WHAT TO PRODUCE. So long as no pictures are carried over, output the records below exactly.

★ ★ ★ ★ ★

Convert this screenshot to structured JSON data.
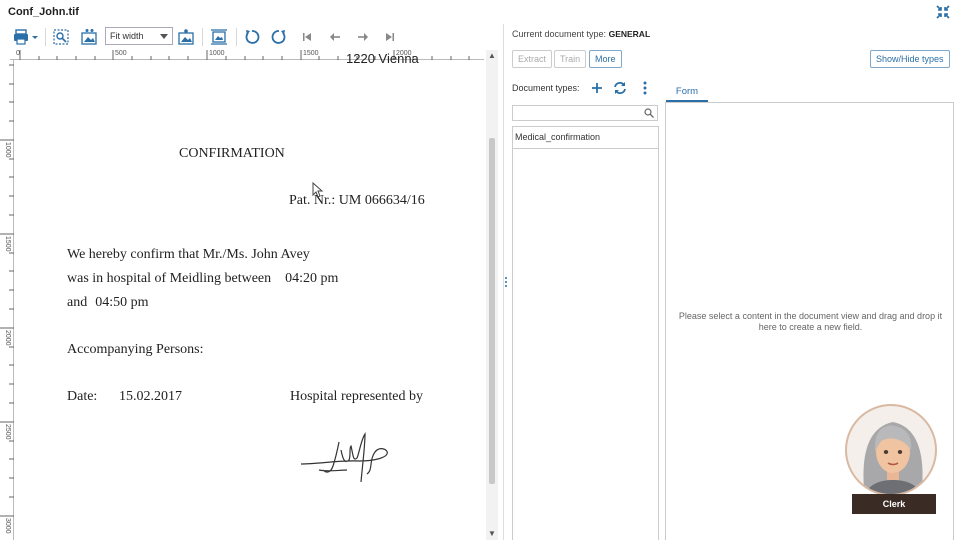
{
  "window": {
    "title": "Conf_John.tif"
  },
  "toolbar": {
    "zoom_value": "Fit width"
  },
  "ruler": {
    "horizontal": [
      "0",
      "500",
      "1000",
      "1500",
      "2000"
    ],
    "vertical": [
      "1000",
      "1500",
      "2000",
      "2500",
      "3000"
    ]
  },
  "document": {
    "address_fragment": "1220 Vienna",
    "heading": "CONFIRMATION",
    "patient_number": "Pat. Nr.: UM 066634/16",
    "line1": "We hereby confirm that Mr./Ms. John Avey",
    "line2_prefix": "was in hospital of Meidling between",
    "line2_time": "04:20 pm",
    "line3_prefix": "and",
    "line3_time": "04:50 pm",
    "accompanying": "Accompanying Persons:",
    "date_label": "Date:",
    "date_value": "15.02.2017",
    "represented_by": "Hospital represented by"
  },
  "panel": {
    "current_type_label": "Current document type:",
    "current_type_value": "GENERAL",
    "extract_label": "Extract",
    "train_label": "Train",
    "more_label": "More",
    "show_hide_label": "Show/Hide types",
    "doc_types_label": "Document types:",
    "doc_types": [
      "Medical_confirmation"
    ],
    "form_tab_label": "Form",
    "form_hint": "Please select a content in the document view and drag and drop it here to create a new field."
  },
  "avatar": {
    "label": "Clerk"
  },
  "colors": {
    "accent": "#2a6fa8",
    "avatar_label_bg": "#3a2c24"
  }
}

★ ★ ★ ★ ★

RESPONSE.
Convert this screenshot to structured JSON data.
{
  "window": {
    "title": "Conf_John.tif"
  },
  "toolbar": {
    "zoom_value": "Fit width"
  },
  "ruler": {
    "horizontal": [
      "0",
      "500",
      "1000",
      "1500",
      "2000"
    ],
    "vertical": [
      "1000",
      "1500",
      "2000",
      "2500",
      "3000"
    ]
  },
  "document": {
    "address_fragment": "1220 Vienna",
    "heading": "CONFIRMATION",
    "patient_number": "Pat. Nr.: UM 066634/16",
    "line1": "We hereby confirm that Mr./Ms. John Avey",
    "line2_prefix": "was in hospital of Meidling between",
    "line2_time": "04:20 pm",
    "line3_prefix": "and",
    "line3_time": "04:50 pm",
    "accompanying": "Accompanying Persons:",
    "date_label": "Date:",
    "date_value": "15.02.2017",
    "represented_by": "Hospital represented by"
  },
  "panel": {
    "current_type_label": "Current document type:",
    "current_type_value": "GENERAL",
    "extract_label": "Extract",
    "train_label": "Train",
    "more_label": "More",
    "show_hide_label": "Show/Hide types",
    "doc_types_label": "Document types:",
    "doc_types": [
      "Medical_confirmation"
    ],
    "form_tab_label": "Form",
    "form_hint": "Please select a content in the document view and drag and drop it here to create a new field."
  },
  "avatar": {
    "label": "Clerk"
  },
  "colors": {
    "accent": "#2a6fa8",
    "avatar_label_bg": "#3a2c24"
  }
}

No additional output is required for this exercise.